→ What is being asked
What you return must match the entries word for word, minus the pictures.

***** Task input *****

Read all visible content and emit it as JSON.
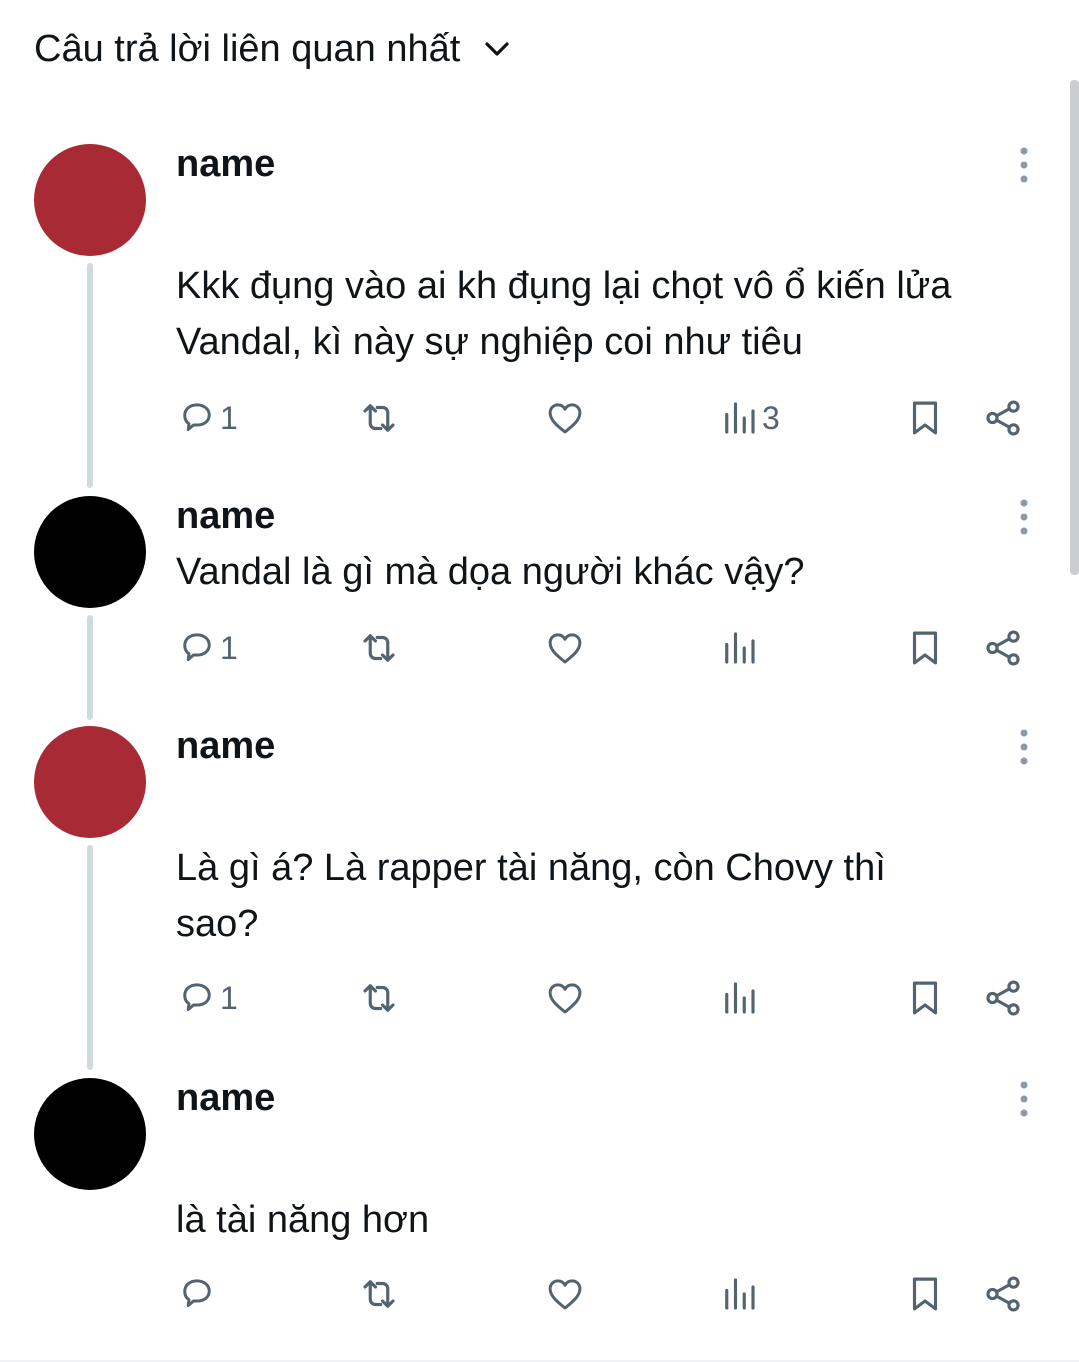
{
  "header": {
    "title": "Câu trả lời liên quan nhất",
    "dropdown_icon": "chevron-down-icon"
  },
  "colors": {
    "avatar_red": "#a82a35",
    "avatar_black": "#000000",
    "icon_gray": "#536471",
    "thread_line": "#cfd9de"
  },
  "replies": [
    {
      "name": "name",
      "text": "Kkk đụng vào ai kh đụng lại chọt vô ổ kiến lửa\nVandal, kì này sự nghiệp coi như tiêu",
      "replies_count": "1",
      "views_count": "3"
    },
    {
      "name": "name",
      "text": "Vandal là gì mà dọa người khác vậy?",
      "replies_count": "1",
      "views_count": ""
    },
    {
      "name": "name",
      "text": "Là gì á? Là rapper tài năng, còn Chovy thì\nsao?",
      "replies_count": "1",
      "views_count": ""
    },
    {
      "name": "name",
      "text": "là tài năng hơn",
      "replies_count": "",
      "views_count": ""
    }
  ]
}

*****

→ Exercise answer
Read all visible content and emit it as JSON.
{
  "header": {
    "title": "Câu trả lời liên quan nhất",
    "dropdown_icon": "chevron-down-icon"
  },
  "colors": {
    "avatar_red": "#a82a35",
    "avatar_black": "#000000",
    "icon_gray": "#536471",
    "thread_line": "#cfd9de"
  },
  "replies": [
    {
      "name": "name",
      "text": "Kkk đụng vào ai kh đụng lại chọt vô ổ kiến lửa\nVandal, kì này sự nghiệp coi như tiêu",
      "replies_count": "1",
      "views_count": "3"
    },
    {
      "name": "name",
      "text": "Vandal là gì mà dọa người khác vậy?",
      "replies_count": "1",
      "views_count": ""
    },
    {
      "name": "name",
      "text": "Là gì á? Là rapper tài năng, còn Chovy thì\nsao?",
      "replies_count": "1",
      "views_count": ""
    },
    {
      "name": "name",
      "text": "là tài năng hơn",
      "replies_count": "",
      "views_count": ""
    }
  ]
}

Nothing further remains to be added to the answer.